> **Exercise brief**
Check every line of the records below for the string "image" and copy the ones that have it.

> **Data to process**
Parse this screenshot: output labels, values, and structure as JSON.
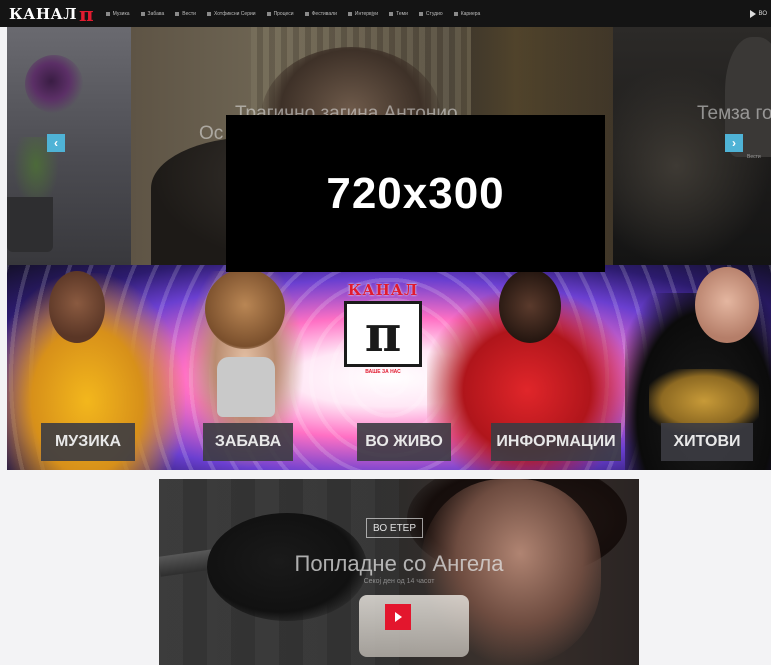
{
  "header": {
    "logo_text": "КАНАЛ",
    "logo_mark": "π",
    "menu": [
      {
        "label": "Музика"
      },
      {
        "label": "Забава"
      },
      {
        "label": "Вести"
      },
      {
        "label": "Хотфиксни Серии"
      },
      {
        "label": "Процеси"
      },
      {
        "label": "Фестивали"
      },
      {
        "label": "Интервјуи"
      },
      {
        "label": "Теми"
      },
      {
        "label": "Студио"
      },
      {
        "label": "Кариера"
      }
    ],
    "live_label": "ВО"
  },
  "slider": {
    "left_title": "Ос",
    "center_title": "Трагично загина Антонио...",
    "right_title": "Темза го",
    "right_caption": "Вести",
    "placeholder_text": "720x300",
    "prev_icon": "chevron-left",
    "next_icon": "chevron-right",
    "arrow_color": "#4fb3d6"
  },
  "banner": {
    "logo_text": "КАНАЛ",
    "logo_mark": "π",
    "logo_sub": "ВАШЕ ЗА НАС",
    "tags": [
      "МУЗИКА",
      "ЗАБАВА",
      "ВО ЖИВО",
      "ИНФОРМАЦИИ",
      "ХИТОВИ"
    ]
  },
  "featured": {
    "badge": "ВО ЕТЕР",
    "title": "Попладне со Ангела",
    "subtitle": "Секој ден од 14 часот",
    "play_icon": "play-icon",
    "accent": "#e3162d"
  }
}
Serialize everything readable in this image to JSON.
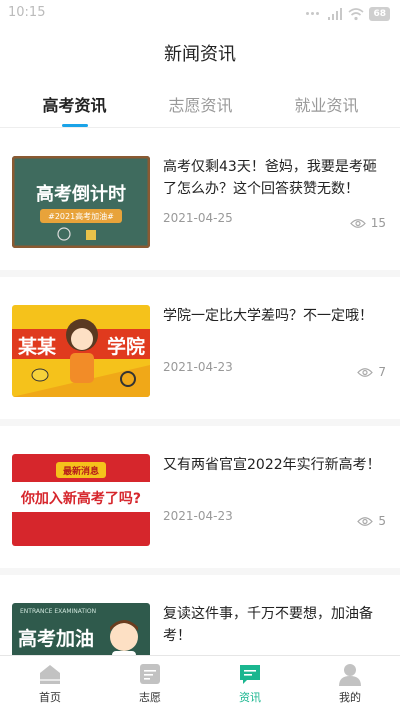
{
  "status_bar": {
    "time": "10:15",
    "battery": "68"
  },
  "header": {
    "title": "新闻资讯"
  },
  "tabs": [
    {
      "label": "高考资讯",
      "active": true
    },
    {
      "label": "志愿资讯",
      "active": false
    },
    {
      "label": "就业资讯",
      "active": false
    }
  ],
  "news": [
    {
      "title": "高考仅剩43天！爸妈，我要是考砸了怎么办？这个回答获赞无数！",
      "date": "2021-04-25",
      "views": "15",
      "thumb_text": [
        "高考倒计时",
        "#2021高考加油#"
      ]
    },
    {
      "title": "学院一定比大学差吗？不一定哦！",
      "date": "2021-04-23",
      "views": "7",
      "thumb_text": [
        "某某",
        "学院"
      ]
    },
    {
      "title": "又有两省官宣2022年实行新高考！",
      "date": "2021-04-23",
      "views": "5",
      "thumb_text": [
        "最新消息",
        "你加入新高考了吗?"
      ]
    },
    {
      "title": "复读这件事，千万不要想，加油备考！",
      "date": "",
      "views": "",
      "thumb_text": [
        "ENTRANCE EXAMINATION",
        "高考加油"
      ]
    }
  ],
  "bottom_nav": [
    {
      "label": "首页",
      "icon": "home-icon",
      "active": false
    },
    {
      "label": "志愿",
      "icon": "document-icon",
      "active": false
    },
    {
      "label": "资讯",
      "icon": "news-chat-icon",
      "active": true
    },
    {
      "label": "我的",
      "icon": "user-icon",
      "active": false
    }
  ],
  "colors": {
    "accent": "#1aa3e8",
    "nav_active": "#1ab68f",
    "text": "#222222",
    "muted": "#999999"
  }
}
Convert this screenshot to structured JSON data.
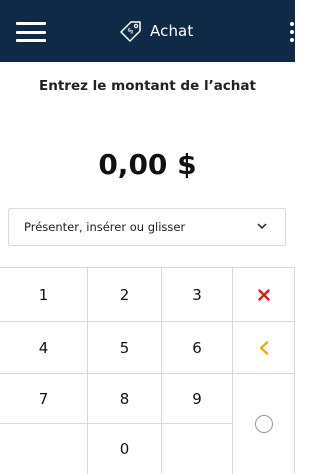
{
  "header": {
    "menu_icon": "hamburger-menu-icon",
    "title_icon": "price-tag-icon",
    "title": "Achat",
    "overflow_icon": "kebab-menu-icon",
    "background_color": "#0e2a47"
  },
  "prompt": "Entrez le montant de l’achat",
  "amount": "0,00 $",
  "card_entry": {
    "selected": "Présenter, insérer ou glisser",
    "icon": "chevron-down-icon"
  },
  "keypad": {
    "keys": [
      "1",
      "2",
      "3",
      "4",
      "5",
      "6",
      "7",
      "8",
      "9",
      "0"
    ],
    "clear_icon": "close-icon",
    "clear_color": "#d0221c",
    "backspace_icon": "chevron-left-icon",
    "backspace_color": "#f2a90c",
    "enter_icon": "circle-icon"
  }
}
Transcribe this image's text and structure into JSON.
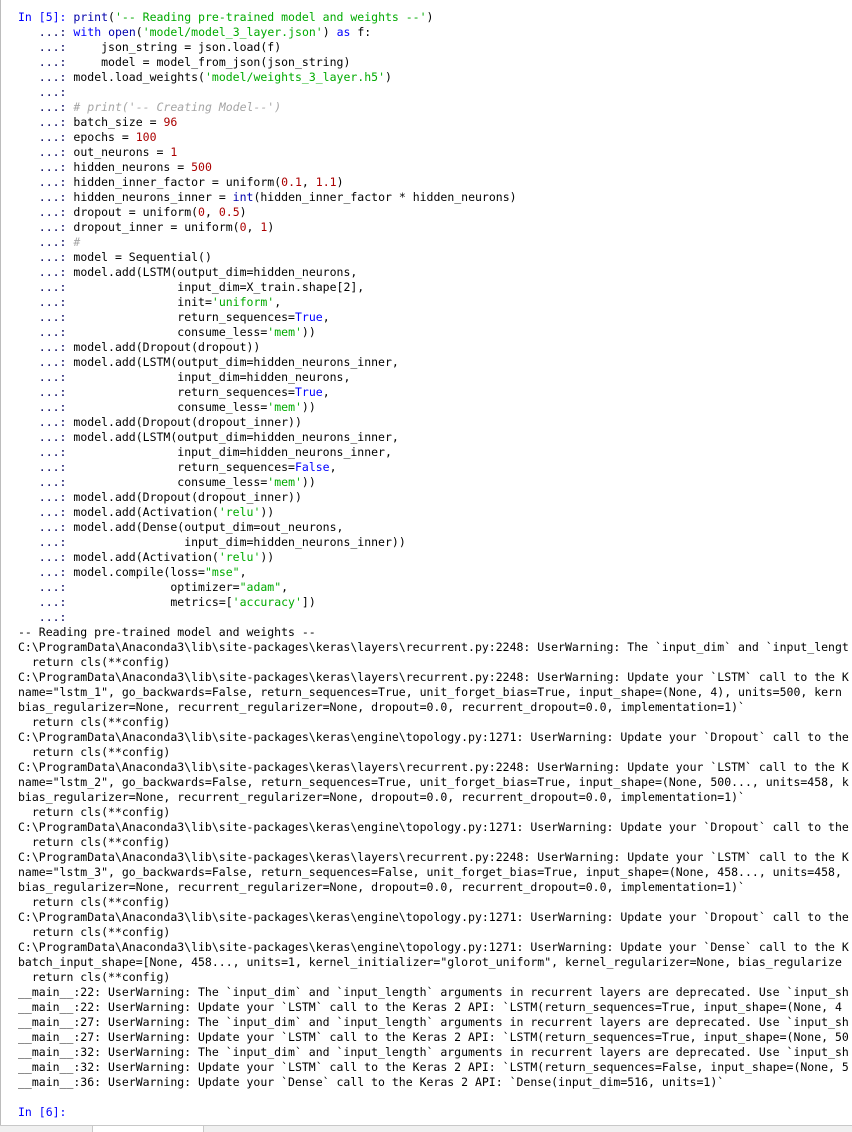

> **Written reply**
Serialize everything readable in this image to JSON.
Transcribe this image's text and structure into JSON.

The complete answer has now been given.